Law & Order: Organized Crime airs on NBC on Thursdays at 10 PM EST / PST.

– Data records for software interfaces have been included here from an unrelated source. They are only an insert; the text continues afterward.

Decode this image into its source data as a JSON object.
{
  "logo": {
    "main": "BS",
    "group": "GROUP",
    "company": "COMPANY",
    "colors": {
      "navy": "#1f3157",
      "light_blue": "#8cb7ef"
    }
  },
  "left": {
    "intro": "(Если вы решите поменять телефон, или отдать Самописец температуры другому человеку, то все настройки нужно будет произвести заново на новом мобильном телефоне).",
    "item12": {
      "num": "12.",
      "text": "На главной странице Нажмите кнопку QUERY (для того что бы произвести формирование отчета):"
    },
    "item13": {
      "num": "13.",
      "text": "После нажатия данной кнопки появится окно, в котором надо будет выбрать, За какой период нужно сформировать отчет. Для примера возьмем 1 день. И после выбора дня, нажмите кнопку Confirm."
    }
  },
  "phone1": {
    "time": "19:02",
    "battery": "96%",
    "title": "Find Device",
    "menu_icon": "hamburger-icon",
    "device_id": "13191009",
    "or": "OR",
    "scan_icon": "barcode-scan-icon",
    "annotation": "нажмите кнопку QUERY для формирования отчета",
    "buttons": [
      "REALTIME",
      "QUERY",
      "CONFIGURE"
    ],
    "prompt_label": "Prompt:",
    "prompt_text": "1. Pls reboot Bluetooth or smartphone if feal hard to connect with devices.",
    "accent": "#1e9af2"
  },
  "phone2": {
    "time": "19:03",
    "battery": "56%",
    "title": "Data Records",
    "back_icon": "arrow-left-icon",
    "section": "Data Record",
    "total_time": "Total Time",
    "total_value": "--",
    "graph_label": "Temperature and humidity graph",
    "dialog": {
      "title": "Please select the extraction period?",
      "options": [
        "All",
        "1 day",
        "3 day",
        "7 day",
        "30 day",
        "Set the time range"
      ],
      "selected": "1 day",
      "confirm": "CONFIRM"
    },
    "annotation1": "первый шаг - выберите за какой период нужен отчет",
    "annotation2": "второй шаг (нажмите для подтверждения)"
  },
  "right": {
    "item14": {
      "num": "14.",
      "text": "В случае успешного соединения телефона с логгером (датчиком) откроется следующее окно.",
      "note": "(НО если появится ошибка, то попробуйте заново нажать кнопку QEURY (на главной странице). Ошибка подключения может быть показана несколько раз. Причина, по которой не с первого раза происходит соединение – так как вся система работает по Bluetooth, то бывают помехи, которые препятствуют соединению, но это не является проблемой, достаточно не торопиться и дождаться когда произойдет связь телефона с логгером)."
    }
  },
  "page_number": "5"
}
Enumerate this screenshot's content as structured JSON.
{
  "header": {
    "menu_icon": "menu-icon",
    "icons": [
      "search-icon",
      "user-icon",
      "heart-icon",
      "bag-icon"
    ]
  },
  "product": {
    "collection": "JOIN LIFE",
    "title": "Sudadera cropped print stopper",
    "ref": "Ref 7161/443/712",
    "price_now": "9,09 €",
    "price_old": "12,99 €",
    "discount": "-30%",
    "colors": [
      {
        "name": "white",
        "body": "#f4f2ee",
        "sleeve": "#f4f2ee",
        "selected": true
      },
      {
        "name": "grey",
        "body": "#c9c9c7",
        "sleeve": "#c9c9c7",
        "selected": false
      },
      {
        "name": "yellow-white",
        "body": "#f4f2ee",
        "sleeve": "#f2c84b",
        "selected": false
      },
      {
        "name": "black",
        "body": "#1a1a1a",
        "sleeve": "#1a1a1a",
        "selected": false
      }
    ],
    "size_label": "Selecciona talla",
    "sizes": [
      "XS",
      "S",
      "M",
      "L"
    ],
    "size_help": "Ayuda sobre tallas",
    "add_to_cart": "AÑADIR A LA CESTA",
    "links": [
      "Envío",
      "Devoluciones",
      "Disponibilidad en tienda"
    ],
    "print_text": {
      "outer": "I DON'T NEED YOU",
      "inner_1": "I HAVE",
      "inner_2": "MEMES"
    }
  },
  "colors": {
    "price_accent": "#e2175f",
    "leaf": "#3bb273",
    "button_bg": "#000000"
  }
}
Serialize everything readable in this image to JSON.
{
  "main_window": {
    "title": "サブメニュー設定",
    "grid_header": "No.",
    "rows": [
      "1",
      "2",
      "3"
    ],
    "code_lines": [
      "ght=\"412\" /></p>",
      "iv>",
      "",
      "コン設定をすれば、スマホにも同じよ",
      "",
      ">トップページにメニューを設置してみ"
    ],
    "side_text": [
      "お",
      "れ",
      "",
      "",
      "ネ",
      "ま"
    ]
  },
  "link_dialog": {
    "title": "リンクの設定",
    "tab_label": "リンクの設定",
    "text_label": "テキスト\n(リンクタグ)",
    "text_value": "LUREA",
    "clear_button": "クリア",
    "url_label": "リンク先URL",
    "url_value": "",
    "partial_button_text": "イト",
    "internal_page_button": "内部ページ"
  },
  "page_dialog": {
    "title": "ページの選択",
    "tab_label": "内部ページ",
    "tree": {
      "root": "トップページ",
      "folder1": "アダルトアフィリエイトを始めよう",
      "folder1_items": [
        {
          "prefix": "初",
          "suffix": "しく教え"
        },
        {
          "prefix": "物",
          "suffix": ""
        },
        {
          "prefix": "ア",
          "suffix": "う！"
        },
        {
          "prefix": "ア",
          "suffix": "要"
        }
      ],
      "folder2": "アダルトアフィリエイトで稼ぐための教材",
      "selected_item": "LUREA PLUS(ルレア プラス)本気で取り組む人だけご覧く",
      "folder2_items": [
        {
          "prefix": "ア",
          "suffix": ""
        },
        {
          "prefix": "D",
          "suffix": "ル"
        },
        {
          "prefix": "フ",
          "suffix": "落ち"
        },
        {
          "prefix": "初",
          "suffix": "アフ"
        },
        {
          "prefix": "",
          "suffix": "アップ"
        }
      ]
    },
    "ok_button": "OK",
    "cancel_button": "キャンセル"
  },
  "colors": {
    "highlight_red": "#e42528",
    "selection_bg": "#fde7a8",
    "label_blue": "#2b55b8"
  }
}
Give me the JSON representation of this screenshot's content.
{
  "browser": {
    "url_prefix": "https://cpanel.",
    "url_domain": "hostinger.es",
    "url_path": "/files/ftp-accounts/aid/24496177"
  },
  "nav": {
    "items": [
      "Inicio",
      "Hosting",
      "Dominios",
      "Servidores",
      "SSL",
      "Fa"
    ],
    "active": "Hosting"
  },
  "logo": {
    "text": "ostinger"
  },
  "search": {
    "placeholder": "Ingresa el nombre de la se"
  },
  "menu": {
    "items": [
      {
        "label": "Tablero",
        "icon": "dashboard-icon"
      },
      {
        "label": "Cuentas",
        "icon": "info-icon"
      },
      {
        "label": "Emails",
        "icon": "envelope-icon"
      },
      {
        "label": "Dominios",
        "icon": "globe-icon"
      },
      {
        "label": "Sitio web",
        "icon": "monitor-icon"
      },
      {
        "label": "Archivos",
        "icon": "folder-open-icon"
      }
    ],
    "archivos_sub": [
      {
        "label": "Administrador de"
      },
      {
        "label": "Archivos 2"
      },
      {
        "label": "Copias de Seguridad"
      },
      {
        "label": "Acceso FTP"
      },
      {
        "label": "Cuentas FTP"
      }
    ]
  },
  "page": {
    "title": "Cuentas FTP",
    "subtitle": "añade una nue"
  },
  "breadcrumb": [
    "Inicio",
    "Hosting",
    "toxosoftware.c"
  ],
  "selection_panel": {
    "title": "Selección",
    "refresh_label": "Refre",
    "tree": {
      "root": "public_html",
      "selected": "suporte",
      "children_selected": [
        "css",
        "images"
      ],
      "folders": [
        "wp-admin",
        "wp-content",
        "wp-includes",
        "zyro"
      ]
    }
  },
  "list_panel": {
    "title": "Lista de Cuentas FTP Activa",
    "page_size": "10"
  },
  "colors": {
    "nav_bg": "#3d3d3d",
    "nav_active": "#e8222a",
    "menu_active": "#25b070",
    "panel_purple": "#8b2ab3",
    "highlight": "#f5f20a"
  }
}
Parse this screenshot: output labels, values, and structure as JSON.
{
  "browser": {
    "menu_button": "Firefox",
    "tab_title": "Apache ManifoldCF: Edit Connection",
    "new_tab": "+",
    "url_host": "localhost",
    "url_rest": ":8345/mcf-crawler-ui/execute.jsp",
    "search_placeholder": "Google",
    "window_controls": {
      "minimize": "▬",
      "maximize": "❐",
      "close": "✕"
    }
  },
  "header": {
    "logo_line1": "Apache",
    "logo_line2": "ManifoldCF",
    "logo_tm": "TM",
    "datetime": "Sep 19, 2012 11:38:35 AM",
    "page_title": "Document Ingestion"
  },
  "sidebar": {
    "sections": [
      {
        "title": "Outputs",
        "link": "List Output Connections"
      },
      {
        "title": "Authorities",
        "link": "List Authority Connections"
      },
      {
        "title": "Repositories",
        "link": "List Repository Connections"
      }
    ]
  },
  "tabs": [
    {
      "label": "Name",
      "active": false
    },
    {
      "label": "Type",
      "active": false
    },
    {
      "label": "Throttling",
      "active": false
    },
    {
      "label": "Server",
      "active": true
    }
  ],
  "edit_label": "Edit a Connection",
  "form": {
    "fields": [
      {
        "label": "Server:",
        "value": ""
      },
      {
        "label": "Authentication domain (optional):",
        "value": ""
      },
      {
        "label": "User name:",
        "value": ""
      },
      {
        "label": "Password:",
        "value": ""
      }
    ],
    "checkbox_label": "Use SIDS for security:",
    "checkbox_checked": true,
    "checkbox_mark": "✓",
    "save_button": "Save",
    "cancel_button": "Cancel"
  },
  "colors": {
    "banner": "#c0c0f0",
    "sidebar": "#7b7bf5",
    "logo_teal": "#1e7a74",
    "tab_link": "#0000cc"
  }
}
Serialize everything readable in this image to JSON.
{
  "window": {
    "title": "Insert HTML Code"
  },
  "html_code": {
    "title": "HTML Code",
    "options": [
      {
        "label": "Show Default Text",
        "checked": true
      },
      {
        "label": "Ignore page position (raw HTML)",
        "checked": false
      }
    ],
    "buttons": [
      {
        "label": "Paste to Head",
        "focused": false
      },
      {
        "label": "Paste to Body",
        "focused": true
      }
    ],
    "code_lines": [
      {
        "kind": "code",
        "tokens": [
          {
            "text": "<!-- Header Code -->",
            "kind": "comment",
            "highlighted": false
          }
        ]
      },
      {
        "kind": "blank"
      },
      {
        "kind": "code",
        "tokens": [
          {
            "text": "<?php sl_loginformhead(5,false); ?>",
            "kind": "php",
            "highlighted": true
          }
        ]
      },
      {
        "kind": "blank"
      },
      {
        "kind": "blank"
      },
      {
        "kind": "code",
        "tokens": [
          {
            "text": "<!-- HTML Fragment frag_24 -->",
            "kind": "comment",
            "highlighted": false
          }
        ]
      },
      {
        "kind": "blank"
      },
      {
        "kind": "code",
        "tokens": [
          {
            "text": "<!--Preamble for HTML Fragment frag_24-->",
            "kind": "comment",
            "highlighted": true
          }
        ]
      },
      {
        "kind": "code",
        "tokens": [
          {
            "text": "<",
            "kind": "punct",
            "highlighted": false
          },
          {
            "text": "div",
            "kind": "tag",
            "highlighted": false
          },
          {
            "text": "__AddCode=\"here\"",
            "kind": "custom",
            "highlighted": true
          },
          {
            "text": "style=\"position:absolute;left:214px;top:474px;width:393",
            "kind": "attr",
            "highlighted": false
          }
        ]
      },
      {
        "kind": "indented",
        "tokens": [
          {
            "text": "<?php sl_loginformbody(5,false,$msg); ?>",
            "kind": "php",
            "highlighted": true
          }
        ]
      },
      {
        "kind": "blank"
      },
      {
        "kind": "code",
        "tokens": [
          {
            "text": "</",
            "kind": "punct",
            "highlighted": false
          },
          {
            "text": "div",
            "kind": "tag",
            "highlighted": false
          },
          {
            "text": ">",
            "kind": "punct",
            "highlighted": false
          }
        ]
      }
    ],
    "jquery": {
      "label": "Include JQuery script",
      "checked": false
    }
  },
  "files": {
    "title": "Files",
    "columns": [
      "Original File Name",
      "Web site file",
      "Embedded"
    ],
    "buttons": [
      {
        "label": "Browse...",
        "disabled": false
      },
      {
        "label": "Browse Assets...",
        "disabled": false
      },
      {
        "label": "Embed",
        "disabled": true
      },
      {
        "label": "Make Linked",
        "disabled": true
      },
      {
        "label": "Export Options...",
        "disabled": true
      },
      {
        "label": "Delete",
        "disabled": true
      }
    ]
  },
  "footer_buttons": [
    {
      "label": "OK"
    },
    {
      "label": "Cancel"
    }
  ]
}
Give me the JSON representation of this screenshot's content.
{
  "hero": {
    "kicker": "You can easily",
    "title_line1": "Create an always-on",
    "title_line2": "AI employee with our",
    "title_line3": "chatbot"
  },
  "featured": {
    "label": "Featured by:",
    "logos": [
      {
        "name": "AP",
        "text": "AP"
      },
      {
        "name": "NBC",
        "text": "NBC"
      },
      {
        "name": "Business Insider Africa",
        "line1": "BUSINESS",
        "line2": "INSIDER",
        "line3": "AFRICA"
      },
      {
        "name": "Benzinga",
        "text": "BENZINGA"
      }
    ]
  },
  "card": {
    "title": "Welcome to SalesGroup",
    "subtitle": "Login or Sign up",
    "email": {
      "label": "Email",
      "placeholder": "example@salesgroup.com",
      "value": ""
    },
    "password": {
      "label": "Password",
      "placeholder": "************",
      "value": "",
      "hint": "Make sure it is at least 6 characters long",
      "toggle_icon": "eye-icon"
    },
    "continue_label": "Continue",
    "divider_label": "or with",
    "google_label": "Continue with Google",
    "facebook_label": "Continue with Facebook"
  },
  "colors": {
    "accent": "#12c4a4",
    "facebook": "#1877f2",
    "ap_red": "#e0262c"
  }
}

Jack Ori is a senior staff writer for TV Fanatic. His debut young adult novel, Reinventing Hannah, is available on Amazon. Follow him on Twitter.